Work item:
All of the entries must be reproduced exactly, with no images carried over.

Materials provided:
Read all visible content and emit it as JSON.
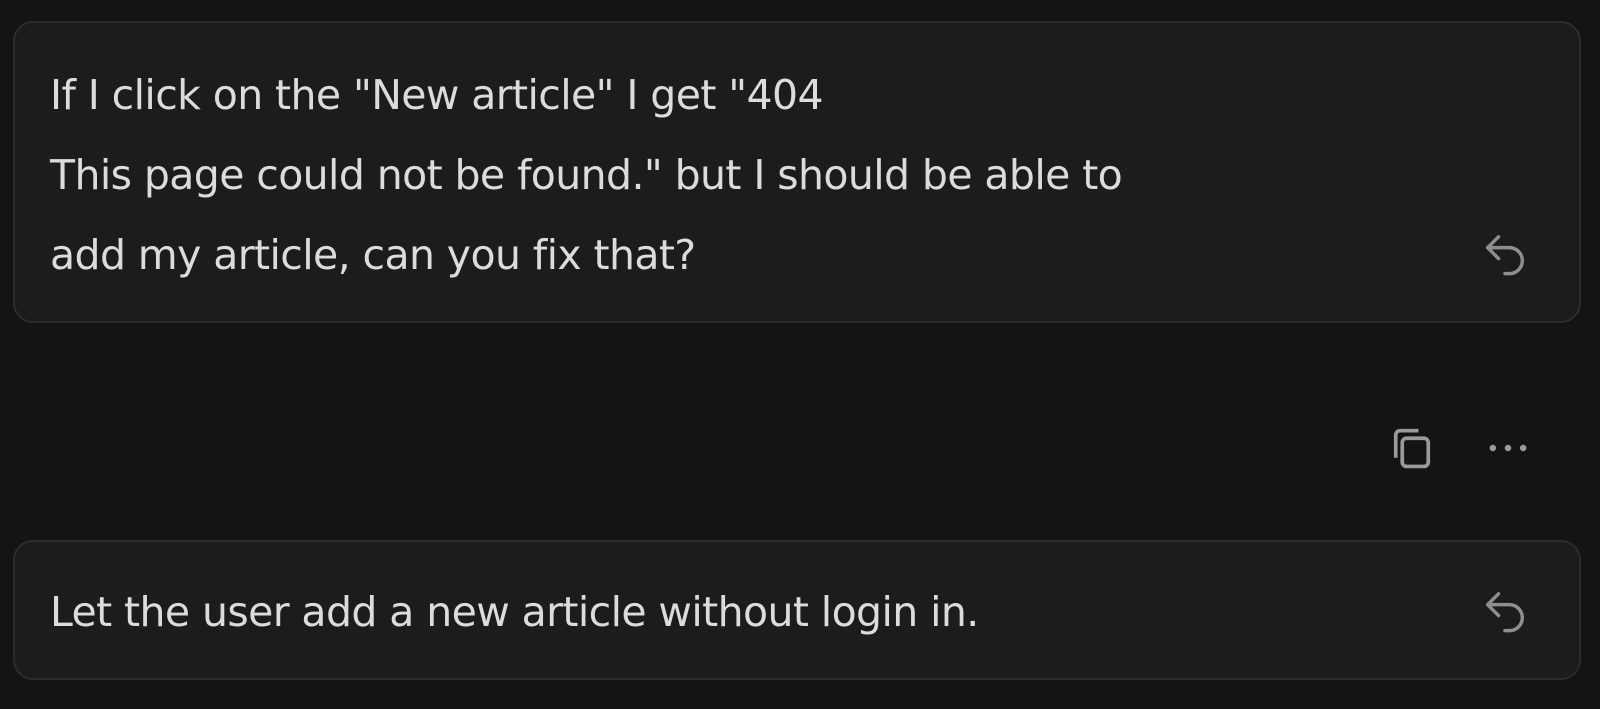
{
  "conversation": {
    "messages": [
      {
        "text": "If I click on the \"New article\" I get \"404\nThis page could not be found.\" but I should be able to\nadd my article, can you fix that?",
        "action_icon": "reply-icon"
      },
      {
        "text": "Let the user add a new article without login in.",
        "action_icon": "reply-icon"
      }
    ],
    "toolbar": {
      "icons": [
        "copy-icon",
        "more-options-icon"
      ]
    }
  },
  "colors": {
    "background": "#141414",
    "card_background": "#1c1c1c",
    "card_border": "#2c2c2c",
    "text": "#dcdcdc",
    "icon": "#8e8e8e"
  }
}
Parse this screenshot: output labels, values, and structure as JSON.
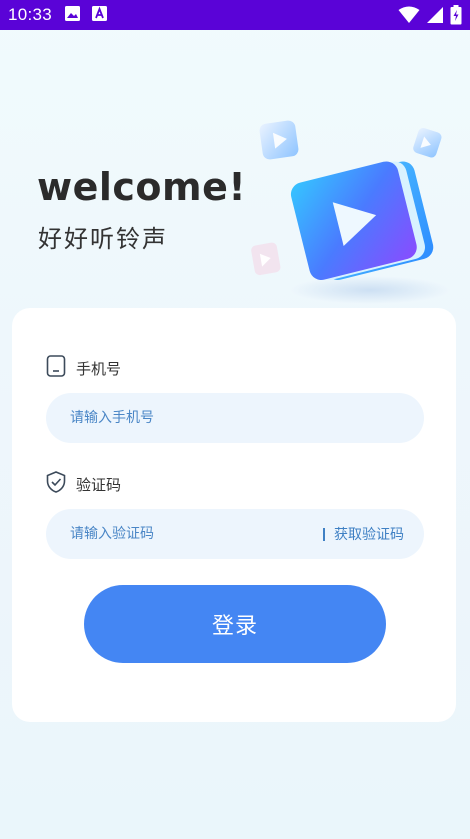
{
  "status_bar": {
    "time": "10:33",
    "left_icons": [
      "image-icon",
      "text-icon"
    ],
    "right_icons": [
      "wifi-icon",
      "signal-icon",
      "battery-icon"
    ],
    "bg_color": "#5a03d7"
  },
  "hero": {
    "welcome": "welcome!",
    "tagline": "好好听铃声",
    "graphic": "play-button-illustration"
  },
  "login_form": {
    "phone": {
      "label": "手机号",
      "icon": "phone-icon",
      "placeholder": "请输入手机号",
      "value": ""
    },
    "code": {
      "label": "验证码",
      "icon": "shield-check-icon",
      "placeholder": "请输入验证码",
      "value": "",
      "get_code_label": "获取验证码"
    },
    "submit_label": "登录"
  },
  "colors": {
    "accent": "#4486f3",
    "input_bg": "#edf5fd",
    "placeholder_text": "#4a86c6"
  }
}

Result:
Read all visible content and emit it as JSON.
{
  "conversation": {
    "messages": [
      {
        "text": "If I click on the \"New article\" I get \"404\nThis page could not be found.\" but I should be able to\nadd my article, can you fix that?",
        "action_icon": "reply-icon"
      },
      {
        "text": "Let the user add a new article without login in.",
        "action_icon": "reply-icon"
      }
    ],
    "toolbar": {
      "icons": [
        "copy-icon",
        "more-options-icon"
      ]
    }
  },
  "colors": {
    "background": "#141414",
    "card_background": "#1c1c1c",
    "card_border": "#2c2c2c",
    "text": "#dcdcdc",
    "icon": "#8e8e8e"
  }
}
Parse this screenshot: output labels, values, and structure as JSON.
{
  "status_bar": {
    "time": "10:33",
    "left_icons": [
      "image-icon",
      "text-icon"
    ],
    "right_icons": [
      "wifi-icon",
      "signal-icon",
      "battery-icon"
    ],
    "bg_color": "#5a03d7"
  },
  "hero": {
    "welcome": "welcome!",
    "tagline": "好好听铃声",
    "graphic": "play-button-illustration"
  },
  "login_form": {
    "phone": {
      "label": "手机号",
      "icon": "phone-icon",
      "placeholder": "请输入手机号",
      "value": ""
    },
    "code": {
      "label": "验证码",
      "icon": "shield-check-icon",
      "placeholder": "请输入验证码",
      "value": "",
      "get_code_label": "获取验证码"
    },
    "submit_label": "登录"
  },
  "colors": {
    "accent": "#4486f3",
    "input_bg": "#edf5fd",
    "placeholder_text": "#4a86c6"
  }
}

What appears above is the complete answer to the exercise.